Is the Wii U Already Doomed to Fail?

            As gamers across the country literally dust off their Wii's for one final holiday season, Nintendo has already moved on to the impending release of the Wii U this upcoming year. While the Wii still has some impressive titles including Zelda and Kirby forthcoming, the focus has shifted to the next generation of consoles that will be ushered in with the Wii U. Although technically the console will be the first of the next generation, it's status may significantly diminish when Sony and Microsoft ultimately release their new systems. Nintendo's new endeavor has all the makings of another impressive console with it's ingenious controller and updated graphics, but the Wii U may already have too many negative factors working against it for the system to succeed.

            The updated graphical power is a welcome sight after the horrid graphics in most Wii games, but it could very easily be eclipsed in just a few years by the other companies' systems. It might be stuck behind it's competitors in terms of current graphical power, but it should still be powerful enough to support the various 3rd party games that will inevitably be released on later consoles. Also, PS3 and 360 could easily sustain themselves for another few years and still be comparable to the Wii U. This could take away a decent chunk of the new console's market as consumers may opt for the older, but significantly cheaper options.

            Speaking of price, the Wii U simply cannot be more than $400 dollars.

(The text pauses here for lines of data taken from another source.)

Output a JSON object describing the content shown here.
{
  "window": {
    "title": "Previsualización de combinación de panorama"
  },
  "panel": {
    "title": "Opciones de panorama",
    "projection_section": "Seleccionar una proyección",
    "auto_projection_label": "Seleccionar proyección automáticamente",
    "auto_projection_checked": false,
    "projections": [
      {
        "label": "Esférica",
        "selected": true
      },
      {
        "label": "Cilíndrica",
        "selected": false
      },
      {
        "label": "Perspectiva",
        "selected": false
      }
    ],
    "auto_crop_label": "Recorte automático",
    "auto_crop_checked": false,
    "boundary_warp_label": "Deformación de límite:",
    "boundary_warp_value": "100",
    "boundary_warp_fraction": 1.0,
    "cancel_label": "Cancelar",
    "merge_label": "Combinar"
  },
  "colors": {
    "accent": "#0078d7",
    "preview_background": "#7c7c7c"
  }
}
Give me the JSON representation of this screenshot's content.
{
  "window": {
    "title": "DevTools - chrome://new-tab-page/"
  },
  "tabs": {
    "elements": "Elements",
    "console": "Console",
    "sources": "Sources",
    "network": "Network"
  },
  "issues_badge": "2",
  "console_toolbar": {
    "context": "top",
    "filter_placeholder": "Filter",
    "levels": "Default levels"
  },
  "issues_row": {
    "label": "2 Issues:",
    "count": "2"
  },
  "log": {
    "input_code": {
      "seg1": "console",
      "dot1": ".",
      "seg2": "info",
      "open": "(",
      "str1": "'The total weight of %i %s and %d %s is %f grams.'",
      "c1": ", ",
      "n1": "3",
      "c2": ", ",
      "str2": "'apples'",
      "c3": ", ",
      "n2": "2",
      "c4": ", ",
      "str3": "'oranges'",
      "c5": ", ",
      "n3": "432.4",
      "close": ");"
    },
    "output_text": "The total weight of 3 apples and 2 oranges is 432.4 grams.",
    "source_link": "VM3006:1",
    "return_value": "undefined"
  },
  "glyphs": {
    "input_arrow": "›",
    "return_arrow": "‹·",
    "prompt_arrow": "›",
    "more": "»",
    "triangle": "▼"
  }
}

Nintendo has a history of finding the right price point (botched 3DS launch excluded) and when they're competing with two consoles that have comparable graphics, better online services, and a cheaper price point Nintendo could easily price themselves out of the market. One of the biggest selling points of the original Wii was it's low price point which was attractive to many families especially after the recession hit. However, the more powerful system and technologically advanced controller will most likely push the price at least into the $350 range and probably beyond that. A simple price drop from Microsoft and Sony could easily make the Wii U an overpriced system with a gimmick that may attract hardcore gamers but prove too expensive for the casual gaming crowd that was so essential to the Wii's success.

            Finally, the Wii U's online service has to be markedly better if it has any hope of attracting gamers to their system as a destination for online gaming and 3rd party titles. The incoherent friend code system must be scrapped for a much more user friendly interface. Nintendo can't ignore the games released on Wiiware once again on this new system and needs to highlight it's vast library of classic titles that make their online service entirely unique. If Nintendo is unable to correct it's online issues, the system will never attract gamers to their console for 3rd party titles which are crucial to satisfying the hardcore gamers who were seemingly ignored for the duration of the Wii's life cycle.

            All in all the Wii U is still a terrific concept; the possible applications of the touchscreen are endless and being able to transfer a full-fledged game onto your controller from the televison screen is incredibly innovative. However, many great concepts have failed before and the Wii U could easily fall into that category if not handled properly. Without making drastic changes to their online environment and finding an affordable price point Nintendo's new console could become merely a stop gap between generations. Although they will never fail the way Sega did after it's poorly timed Dreamcast, Nintendo is walking a fine line by releasing their console at a time when the next generation still seems a few years away for many gamers. While I and plenty of other gamers will still definitely buy the console (even if only for an HD Zelda) the Wii U is in danger of being trapped in limbo competing against both comparable systems currently and technologically advanced systems in the future. While the outlook may seem bleak as of now, similar sentiments were bandied about when the Wii was initially revealed. Although we won't know until it's released later next year, here's hoping the Wii U proves the doubters wrong and succeeds just as its predecessor did several years ago.